A good core inflation measure strips the noise out of headline inflation and leaves the signal. The trimmed mean inflation rate has, so far, held pretty steady in the face of the drop in energy prices and the appreciation of the dollar. It would not surprise me to see some decline in the trimmed mean run rate, as we did last month, in the near term; but I think that the decline will likely be temporary.

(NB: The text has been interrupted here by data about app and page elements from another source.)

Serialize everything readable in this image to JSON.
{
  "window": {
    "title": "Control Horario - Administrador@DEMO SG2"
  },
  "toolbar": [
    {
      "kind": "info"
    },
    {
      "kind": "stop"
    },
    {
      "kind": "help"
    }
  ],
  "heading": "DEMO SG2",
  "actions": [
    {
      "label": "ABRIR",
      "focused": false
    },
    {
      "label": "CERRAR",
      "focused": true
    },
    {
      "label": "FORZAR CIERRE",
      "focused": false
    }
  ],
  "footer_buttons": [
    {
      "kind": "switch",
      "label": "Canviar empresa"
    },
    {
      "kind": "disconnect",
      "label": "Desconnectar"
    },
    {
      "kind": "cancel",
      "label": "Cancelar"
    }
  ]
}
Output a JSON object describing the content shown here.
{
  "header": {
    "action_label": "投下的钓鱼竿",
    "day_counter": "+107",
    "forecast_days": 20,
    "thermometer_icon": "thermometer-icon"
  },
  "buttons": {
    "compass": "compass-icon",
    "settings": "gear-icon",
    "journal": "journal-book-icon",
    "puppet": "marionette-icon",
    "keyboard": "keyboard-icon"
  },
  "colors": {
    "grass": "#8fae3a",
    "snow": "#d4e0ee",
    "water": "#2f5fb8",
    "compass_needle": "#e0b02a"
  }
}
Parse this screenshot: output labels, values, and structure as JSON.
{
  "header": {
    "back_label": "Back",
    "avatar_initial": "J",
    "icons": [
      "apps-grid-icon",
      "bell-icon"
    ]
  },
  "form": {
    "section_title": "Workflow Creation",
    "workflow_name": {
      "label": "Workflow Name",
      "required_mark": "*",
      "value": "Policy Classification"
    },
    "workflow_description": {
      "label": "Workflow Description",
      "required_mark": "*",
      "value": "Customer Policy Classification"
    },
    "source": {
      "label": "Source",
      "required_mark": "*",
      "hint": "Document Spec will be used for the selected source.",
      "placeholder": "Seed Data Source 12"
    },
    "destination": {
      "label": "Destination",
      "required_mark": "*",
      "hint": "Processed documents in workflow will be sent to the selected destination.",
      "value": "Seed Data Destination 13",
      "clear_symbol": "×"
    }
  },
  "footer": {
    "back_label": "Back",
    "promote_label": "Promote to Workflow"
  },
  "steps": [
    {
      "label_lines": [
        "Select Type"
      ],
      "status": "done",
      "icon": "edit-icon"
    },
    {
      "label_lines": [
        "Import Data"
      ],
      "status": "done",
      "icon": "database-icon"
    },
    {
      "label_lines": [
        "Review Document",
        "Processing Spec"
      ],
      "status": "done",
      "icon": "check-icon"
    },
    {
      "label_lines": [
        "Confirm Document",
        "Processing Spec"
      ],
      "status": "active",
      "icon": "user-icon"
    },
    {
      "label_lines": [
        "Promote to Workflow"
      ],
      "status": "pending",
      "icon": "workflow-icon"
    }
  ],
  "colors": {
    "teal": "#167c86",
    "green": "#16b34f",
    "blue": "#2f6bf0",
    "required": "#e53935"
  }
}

The inflation trend should reverse later this year, assuming that energy prices don’t fall further and that the dollar stabilizes.

If you go to the Dallas Fed website, you will see our most recent posting: The 12-month trimmed mean rate slipped slightly to 1.5 percent, just below the range of 1.6 to 1.7 percent it’s occupied every month since April 2014.[6] While 1.5 percent is lower than the FOMC is shooting for, it’s a whole lot less discouraging than a headline inflation reading of almost nil. At the end of the year, trimmed mean inflation is more likely to be above its current 1.5 percent rate than below.

Janet Yellen Is No Mae West!

That’s probably about all the interpreted Fedspeak you can handle in an evening, so perhaps I can leave you with a few simple takeaways. The U.S. economy is improving. We are approaching any sensible measure of full employment. And even though the numeric inflation target for the intermediate term has not been reached, we have reasonable price dynamics that are unlikely to threaten further economic growth and continued job creation as long as the FOMC doesn’t flinch from beginning to normalize policy on a timely basis.

We will see. In a recent speech to the Economic Club of New York, I quoted Mae West: “I generally avoid temptation,” she said, “unless I can’t resist it.”

I think I am safe in saying that Janet Yellen is no Mae West. I leave the Fed with the high expectation that she will ably lead the FOMC down the path of normalizing monetary policy and resist any temptation to delay for too long that path-changing task.

Ed, thank you for letting me speak here tonight. I thank the people of Houston and all of Texas for allowing me the privilege of serving for a decade as president and CEO of the Eleventh District’s Federal Reserve Bank. The past 10 years have been challenging but immensely rewarding. Indeed, in my farewell letter to my staff, I suggested that given the crisis we went through, the life of a Fed president should be measured in dog years. So I thank you all for letting me lead your Federal Reserve Bank for the past 70 years.

Goodnight, God bless you, and God bless Texas.


The views expressed by the author do not necessarily reflect official positions of the Federal Reserve System.

  1. See “Homage to Texas, the Great People of Dallas and the Staff of the Dallas Fed,” speech by Richard W. Fisher, March 6, 2015,
  2. Nonfarm employment rose 2.27 percent in 2014, the highest December-over-December growth rate since 1999’s 2.49 percent.
  3. Of note, the 0.5 percent growth rate for the working-age population, defined here as those ages 16 to 64, isn’t very sensitive to changing the age limits. The working population age 20 to 64, for example, has also been growing at 0.5 percent per year, while the working population age 16 to 69 has been increasing at about 0.6 percent per year.
  4. The labor force participation rate of those age 16 to 19 has dropped from over 58 percent in the late 1970s to just 34 percent today, and the gap between the age 20-plus men’s and women’s labor force participation rates has shrunk from 57 percentage points in 1948 to 13 percentage points today. The most rapid shrinkage—more than 1.3 percentage points per year—occurred in the 1970s. Over the past five years, in contrast, the male–female participation gap has shrunk only 0.1 percentage points per year.
  5. See “Are We There Yet? Assessing Progress Toward Full Employment and Price Stability,” by Richard W. Fisher and Evan Koenig, Federal Reserve Bank of Dallas Economic Letter, vol. 9, no. 13, 2014,
  6. See for monthly updates by Jim Dolmas, senior research economist and advisor at the Dallas Fed.
About the Author

Richard W. Fisher served as president and CEO of the Federal Reserve Bank of Dallas from April 2005 until his retirement in March 2015.